Financial illiteracy is worryingly widespread, among youngsters and older adults. A 2017 OECD study showed low scores among 15-year-olds when it came to basic financial questions. Similarly, a recent UK study from University College London and the University of Cambridge reveals large numbers of adults in England and Northern Ireland struggling with the basic mathematics of shopping.

Should you be concerned about this, and what are the implications for your employees’ retirement planning skills.

 

A Question of Responsibility

People have individual financial responsibilities, and must work out how to manage their own finances.

While financial responsibility rests on personal issues such as household budgeting and credit card use, it has implications for employers too.

The CIPD recognises this and is calling for more employers to engage with their staff over educating them in financial management.

This makes sense on several levels.

Firstly, if someone is in financial difficulty:

  • This may impact on their performance at work
  • They can feel distracted, or suffer from stress
  • This may lead to absenteeism or long-term sickness
  • It can affect productivity and workplace morale

 

Therefore, it is in the employer’s interest to help prevent these kinds of situations occurring.
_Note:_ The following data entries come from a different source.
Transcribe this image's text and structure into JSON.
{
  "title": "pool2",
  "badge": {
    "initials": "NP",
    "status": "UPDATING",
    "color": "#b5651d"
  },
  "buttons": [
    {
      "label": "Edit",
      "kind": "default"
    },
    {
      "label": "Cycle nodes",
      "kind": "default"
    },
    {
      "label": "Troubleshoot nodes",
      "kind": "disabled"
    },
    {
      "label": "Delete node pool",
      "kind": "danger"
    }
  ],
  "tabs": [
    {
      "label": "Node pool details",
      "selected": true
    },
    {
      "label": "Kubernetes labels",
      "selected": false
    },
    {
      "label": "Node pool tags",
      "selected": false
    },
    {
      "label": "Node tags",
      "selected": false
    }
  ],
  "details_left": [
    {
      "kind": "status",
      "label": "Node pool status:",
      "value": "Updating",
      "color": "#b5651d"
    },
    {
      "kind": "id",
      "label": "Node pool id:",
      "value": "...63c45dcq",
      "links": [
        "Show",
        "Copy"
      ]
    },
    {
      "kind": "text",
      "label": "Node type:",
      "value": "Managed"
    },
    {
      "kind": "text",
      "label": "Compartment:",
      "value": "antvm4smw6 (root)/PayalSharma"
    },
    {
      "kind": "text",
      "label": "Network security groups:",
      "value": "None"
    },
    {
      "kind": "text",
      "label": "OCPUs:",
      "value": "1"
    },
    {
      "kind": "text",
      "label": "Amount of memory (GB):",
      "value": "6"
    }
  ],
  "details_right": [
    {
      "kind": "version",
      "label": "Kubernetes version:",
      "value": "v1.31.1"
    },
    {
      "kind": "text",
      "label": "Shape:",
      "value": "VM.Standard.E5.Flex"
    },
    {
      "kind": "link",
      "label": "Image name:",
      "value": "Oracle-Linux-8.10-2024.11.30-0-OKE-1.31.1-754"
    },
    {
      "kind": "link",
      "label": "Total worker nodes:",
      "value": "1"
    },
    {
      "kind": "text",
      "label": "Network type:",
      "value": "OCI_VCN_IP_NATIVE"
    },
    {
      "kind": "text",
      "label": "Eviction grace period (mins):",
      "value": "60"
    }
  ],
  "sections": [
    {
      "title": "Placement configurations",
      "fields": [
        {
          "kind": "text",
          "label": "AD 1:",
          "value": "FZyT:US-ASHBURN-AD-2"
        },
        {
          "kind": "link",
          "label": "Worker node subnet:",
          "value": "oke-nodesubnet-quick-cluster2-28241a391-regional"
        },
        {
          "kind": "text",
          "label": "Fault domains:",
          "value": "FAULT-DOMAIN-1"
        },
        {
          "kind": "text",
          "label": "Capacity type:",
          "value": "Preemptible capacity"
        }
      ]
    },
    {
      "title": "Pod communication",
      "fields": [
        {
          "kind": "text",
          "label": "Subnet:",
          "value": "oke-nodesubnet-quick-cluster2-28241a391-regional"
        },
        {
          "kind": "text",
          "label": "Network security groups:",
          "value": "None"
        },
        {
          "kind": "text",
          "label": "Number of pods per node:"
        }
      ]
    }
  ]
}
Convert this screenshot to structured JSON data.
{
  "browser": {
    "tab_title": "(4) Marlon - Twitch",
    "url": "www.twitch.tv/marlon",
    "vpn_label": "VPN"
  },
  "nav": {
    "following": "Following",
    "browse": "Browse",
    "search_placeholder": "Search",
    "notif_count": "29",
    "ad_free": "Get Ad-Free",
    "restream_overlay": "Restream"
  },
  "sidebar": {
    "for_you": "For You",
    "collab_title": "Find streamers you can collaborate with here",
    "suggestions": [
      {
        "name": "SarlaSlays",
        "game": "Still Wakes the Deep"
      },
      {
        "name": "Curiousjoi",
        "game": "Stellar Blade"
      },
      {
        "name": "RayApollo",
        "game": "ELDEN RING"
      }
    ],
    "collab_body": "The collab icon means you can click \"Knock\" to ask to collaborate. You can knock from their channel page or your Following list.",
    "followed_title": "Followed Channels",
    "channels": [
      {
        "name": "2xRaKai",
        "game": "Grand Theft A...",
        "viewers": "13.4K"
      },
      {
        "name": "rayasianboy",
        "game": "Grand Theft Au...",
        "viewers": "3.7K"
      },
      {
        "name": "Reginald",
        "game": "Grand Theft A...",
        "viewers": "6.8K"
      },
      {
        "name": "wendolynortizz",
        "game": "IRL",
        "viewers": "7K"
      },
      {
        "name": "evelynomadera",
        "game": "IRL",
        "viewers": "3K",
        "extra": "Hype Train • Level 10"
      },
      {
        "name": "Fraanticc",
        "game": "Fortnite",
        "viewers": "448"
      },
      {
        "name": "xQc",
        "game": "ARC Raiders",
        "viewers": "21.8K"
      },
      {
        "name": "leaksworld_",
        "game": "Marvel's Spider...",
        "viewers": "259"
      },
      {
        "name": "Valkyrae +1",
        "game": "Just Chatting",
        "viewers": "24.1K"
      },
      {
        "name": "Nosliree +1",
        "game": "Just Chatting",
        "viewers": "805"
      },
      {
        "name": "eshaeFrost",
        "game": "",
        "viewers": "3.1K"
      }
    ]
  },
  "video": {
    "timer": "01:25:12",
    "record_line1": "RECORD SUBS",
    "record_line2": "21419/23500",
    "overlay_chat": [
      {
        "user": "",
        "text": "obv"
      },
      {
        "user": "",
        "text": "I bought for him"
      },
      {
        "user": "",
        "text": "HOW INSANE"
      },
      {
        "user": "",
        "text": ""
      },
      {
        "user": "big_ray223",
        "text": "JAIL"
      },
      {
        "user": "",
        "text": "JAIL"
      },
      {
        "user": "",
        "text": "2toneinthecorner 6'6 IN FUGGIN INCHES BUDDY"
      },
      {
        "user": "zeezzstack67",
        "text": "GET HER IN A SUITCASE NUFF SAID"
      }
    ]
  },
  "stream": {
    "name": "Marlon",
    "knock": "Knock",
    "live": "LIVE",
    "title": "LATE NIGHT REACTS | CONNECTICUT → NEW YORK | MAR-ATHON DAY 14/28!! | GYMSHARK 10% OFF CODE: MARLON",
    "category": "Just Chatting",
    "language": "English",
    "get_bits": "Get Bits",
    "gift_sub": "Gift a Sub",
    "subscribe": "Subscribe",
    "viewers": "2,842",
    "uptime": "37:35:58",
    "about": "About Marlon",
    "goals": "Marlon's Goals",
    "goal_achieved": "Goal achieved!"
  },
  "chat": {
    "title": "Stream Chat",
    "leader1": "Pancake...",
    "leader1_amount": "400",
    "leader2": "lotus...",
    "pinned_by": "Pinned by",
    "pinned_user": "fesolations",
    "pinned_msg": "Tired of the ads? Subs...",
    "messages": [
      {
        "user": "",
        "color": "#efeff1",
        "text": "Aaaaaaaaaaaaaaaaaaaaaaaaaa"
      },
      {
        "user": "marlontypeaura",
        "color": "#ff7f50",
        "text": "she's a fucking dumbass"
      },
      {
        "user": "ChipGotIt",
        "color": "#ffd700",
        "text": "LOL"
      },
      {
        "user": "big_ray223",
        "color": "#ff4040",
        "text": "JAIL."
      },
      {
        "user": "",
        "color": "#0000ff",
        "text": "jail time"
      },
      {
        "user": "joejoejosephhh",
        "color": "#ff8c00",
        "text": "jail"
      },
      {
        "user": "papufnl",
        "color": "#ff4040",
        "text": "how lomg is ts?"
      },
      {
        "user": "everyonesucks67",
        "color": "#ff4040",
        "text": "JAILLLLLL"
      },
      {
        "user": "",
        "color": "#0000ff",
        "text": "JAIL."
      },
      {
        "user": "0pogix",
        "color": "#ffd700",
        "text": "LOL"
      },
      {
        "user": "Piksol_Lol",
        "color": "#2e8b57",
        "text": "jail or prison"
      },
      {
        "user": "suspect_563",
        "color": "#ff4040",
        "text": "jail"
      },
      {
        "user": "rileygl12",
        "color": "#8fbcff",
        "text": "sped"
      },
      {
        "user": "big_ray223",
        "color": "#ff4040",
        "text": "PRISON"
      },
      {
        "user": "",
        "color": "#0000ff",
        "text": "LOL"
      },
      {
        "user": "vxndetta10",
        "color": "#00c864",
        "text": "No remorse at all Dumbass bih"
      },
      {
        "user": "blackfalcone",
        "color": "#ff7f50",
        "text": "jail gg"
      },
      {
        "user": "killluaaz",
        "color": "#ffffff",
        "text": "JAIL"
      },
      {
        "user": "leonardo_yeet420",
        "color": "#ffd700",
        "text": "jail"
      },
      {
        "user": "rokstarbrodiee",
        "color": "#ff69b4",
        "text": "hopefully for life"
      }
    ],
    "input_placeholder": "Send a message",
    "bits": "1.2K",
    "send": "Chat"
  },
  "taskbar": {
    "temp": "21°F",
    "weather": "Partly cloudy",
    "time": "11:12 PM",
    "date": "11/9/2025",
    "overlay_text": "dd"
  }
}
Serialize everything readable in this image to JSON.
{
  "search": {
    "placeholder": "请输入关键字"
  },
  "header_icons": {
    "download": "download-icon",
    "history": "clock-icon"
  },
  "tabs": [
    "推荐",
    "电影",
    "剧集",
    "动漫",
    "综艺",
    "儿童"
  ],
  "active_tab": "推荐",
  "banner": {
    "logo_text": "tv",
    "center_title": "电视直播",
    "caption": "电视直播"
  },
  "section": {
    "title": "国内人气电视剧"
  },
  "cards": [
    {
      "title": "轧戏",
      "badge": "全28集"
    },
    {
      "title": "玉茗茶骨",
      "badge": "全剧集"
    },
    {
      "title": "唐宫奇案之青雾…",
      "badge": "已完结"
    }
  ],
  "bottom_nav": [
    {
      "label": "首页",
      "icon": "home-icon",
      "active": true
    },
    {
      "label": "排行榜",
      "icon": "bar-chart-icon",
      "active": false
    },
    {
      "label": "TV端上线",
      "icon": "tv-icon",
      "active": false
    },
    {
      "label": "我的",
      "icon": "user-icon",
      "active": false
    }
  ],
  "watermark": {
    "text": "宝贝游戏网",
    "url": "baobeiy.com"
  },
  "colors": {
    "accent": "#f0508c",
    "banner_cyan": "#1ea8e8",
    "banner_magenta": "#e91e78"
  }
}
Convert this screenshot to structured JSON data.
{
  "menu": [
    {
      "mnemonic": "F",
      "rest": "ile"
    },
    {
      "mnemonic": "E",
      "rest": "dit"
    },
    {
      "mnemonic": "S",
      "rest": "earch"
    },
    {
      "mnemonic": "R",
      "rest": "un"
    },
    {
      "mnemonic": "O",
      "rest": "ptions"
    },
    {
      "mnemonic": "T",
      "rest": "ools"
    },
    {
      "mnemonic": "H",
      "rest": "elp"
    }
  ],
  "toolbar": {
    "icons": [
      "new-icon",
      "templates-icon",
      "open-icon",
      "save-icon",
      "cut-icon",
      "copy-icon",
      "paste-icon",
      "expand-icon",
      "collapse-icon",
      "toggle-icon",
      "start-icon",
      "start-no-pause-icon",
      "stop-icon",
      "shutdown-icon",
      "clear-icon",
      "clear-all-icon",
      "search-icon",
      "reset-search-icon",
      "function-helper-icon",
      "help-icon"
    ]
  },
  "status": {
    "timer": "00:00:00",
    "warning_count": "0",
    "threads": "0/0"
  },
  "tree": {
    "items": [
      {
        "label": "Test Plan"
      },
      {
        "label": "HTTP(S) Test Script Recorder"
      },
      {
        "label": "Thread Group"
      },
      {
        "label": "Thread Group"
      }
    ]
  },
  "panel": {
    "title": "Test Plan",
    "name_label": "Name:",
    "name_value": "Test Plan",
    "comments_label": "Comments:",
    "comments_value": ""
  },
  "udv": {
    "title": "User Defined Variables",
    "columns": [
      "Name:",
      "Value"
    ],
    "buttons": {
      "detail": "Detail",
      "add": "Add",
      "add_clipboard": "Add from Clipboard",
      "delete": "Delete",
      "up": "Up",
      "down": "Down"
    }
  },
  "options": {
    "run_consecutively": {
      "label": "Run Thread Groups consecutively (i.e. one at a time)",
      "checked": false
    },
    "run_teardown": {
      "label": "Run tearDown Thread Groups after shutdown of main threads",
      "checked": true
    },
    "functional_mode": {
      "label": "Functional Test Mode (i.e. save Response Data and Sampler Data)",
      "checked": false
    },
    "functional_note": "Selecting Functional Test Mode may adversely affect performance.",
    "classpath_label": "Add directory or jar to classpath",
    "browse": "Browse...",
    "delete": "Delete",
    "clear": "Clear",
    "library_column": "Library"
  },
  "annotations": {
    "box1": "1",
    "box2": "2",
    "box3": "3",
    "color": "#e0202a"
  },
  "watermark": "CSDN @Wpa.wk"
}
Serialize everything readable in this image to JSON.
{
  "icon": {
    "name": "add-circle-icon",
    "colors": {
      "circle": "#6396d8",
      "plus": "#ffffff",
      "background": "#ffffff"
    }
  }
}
Secondly, for increasing numbers of people, decisions about work are increasingly value-led. Employers who want to attract and retain talent must engage with their staff in ways that go beyond standard benefits. They need to show they care.

Supporting employees by educating them about managing finances and making important decisions about the future is demonstrating a level of investment in them as people.

 

What About Retirement Planning?

If large numbers of people are financially illiterate, can they make pension-related decisions that are in their best interests?

Many people have difficulties answering fundamental questions to do with inflation, compound interest, and risk, when it comes to their personal finances.

At the same time, there are large numbers of people who are inadequately prepared for retirement.

There is an association between this lack of preparedness and a lack of financial literacy.

Employers can take steps to do something about this by raising their employees’ awareness of retirement planning issues, in conjunction with improving their financial education through training

Yes, it matters if your employees are financially illiterate, but you can act now to change this.

Contact us for professional, independent raining that will engage and educate your greatest asset, your people.